Anne said she should be busier than ever after her sister’s departure, and should have no time for dogs or visiters. She showed no regret when he talked of going away; no pleasure at his doubt whether he might not be induced to stay. She looked up, as for an explanation, when he sighed about misunderstanding and precipitation, and the blindness of some people to their own attractions. How Anne wished, at that moment, that Sarah had ever happened to look full in the face of her late admirer, and seen how he could be confused by such silent questioning!
James put as little sanctity into the service as could be desired by the strongest foe to hypocrisy, or lamented by his astonished curate. Why Morse should be so proud as he was of being married by anybody who could marry him in such a manner as this, was more than a stranger could comprehend. In the midst, the cry of hounds was heard. The clergyman stopped a moment, and went on uneasily. Another cry followed, and he halted again. Morse made bold to step forward and whisper.
“If there had been no other clergyman here, I don’t know that I should have offered such a thing as to put our affair off till to-morrow; but perhaps that gentleman—I think it is a pity, sir, you should lose the hunt, sir, on our account; that’s all. But you are the best judge, sir.”
In another minute, James had leaped upon his horse at the church-door, and his curate had taken his place at the altar,—so discomposed as to find it difficult to proceed as if nothing had happened. When all was done, Sarah was still pale with the sense of insult, while her husband was congratulating himself on his own good-breeding in not standing in the way of his young master’s pleasure.
This was the last marriage service attempted by James, except in the instances of gay friends, who liked to be helped through the ceremony by one resembling themselves. He was better known, as a clergyman, in the newspapers than in any other way. Mrs. Barton now and then read a paragraph to Miss Biggs which showed that “our young clergyman” was still in existence, and still a clergyman; and Mr. Pritchard’s guests were on such occasions enlightened as to James’s connexions, and the family estate, and the tenure of the living in the vicinity. But thus alone was James heard and spoken of among the neighbours of those who would have been happy to forget that they had ever seen him. He never gave his curate any trouble about the living, or cared about Fellbrow when better sporting was to be had elsewhere.

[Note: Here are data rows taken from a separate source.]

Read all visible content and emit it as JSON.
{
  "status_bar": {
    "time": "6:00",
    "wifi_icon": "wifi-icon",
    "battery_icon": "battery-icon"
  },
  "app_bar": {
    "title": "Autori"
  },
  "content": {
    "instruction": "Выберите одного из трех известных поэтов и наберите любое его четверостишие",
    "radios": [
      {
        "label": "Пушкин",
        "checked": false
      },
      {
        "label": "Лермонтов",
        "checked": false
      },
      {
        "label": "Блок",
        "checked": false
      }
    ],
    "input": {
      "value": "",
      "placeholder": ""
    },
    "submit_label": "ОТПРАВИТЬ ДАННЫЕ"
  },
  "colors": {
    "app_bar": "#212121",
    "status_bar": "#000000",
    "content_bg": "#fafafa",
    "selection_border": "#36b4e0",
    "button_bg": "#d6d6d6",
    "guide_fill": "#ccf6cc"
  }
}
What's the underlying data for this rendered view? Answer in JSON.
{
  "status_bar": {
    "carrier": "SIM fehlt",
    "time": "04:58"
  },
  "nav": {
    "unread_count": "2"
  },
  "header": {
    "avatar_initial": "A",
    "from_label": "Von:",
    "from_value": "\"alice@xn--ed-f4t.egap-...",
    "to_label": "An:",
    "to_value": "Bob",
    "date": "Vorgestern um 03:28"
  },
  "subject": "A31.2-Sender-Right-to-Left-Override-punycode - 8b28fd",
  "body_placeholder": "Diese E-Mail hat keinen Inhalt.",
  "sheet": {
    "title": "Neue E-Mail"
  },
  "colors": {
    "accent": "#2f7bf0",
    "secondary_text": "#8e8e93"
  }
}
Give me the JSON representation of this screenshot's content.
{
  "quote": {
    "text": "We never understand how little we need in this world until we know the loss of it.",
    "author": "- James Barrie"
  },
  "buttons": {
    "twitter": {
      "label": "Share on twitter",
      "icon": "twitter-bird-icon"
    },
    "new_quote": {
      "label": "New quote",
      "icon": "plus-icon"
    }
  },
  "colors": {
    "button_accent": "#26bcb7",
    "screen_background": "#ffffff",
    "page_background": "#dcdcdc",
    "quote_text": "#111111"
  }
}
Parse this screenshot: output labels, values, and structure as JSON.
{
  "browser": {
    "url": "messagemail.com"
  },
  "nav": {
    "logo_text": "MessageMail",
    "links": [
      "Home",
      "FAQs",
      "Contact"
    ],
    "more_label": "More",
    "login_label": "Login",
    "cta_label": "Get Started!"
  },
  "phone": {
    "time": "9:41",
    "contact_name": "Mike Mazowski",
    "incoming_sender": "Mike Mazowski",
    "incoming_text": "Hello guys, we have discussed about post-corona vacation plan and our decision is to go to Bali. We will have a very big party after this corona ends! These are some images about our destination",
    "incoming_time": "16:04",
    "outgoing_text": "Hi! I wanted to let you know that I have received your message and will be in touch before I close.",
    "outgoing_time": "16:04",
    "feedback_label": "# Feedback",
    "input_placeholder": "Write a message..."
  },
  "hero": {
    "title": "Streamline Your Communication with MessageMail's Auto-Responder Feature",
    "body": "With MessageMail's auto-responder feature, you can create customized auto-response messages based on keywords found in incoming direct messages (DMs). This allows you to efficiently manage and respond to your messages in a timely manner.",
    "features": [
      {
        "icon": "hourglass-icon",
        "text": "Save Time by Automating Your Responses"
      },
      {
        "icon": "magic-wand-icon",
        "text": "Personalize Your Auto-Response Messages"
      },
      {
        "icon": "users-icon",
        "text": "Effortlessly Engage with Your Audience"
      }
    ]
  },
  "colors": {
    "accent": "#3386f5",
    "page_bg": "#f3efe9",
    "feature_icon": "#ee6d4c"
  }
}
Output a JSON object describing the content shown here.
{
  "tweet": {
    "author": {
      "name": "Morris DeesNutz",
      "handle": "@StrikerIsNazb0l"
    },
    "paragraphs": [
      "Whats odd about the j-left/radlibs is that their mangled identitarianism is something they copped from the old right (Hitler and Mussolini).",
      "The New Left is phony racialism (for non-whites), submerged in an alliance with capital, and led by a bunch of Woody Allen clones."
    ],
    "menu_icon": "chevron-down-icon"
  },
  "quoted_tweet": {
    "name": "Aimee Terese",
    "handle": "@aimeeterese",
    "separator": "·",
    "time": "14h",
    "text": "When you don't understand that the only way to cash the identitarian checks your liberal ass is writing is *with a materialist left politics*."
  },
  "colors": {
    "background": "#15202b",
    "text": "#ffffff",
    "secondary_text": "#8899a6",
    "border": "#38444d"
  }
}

London: Printed by William Clowes, Duke-street, Lambeth.
CHARLES FOX, 67, PATERNOSTER-ROW.
Printed by William Clowes,
CHARLES FOX, 67, PATERNOSTER-ROW.
THE TENTH HAYCOCK.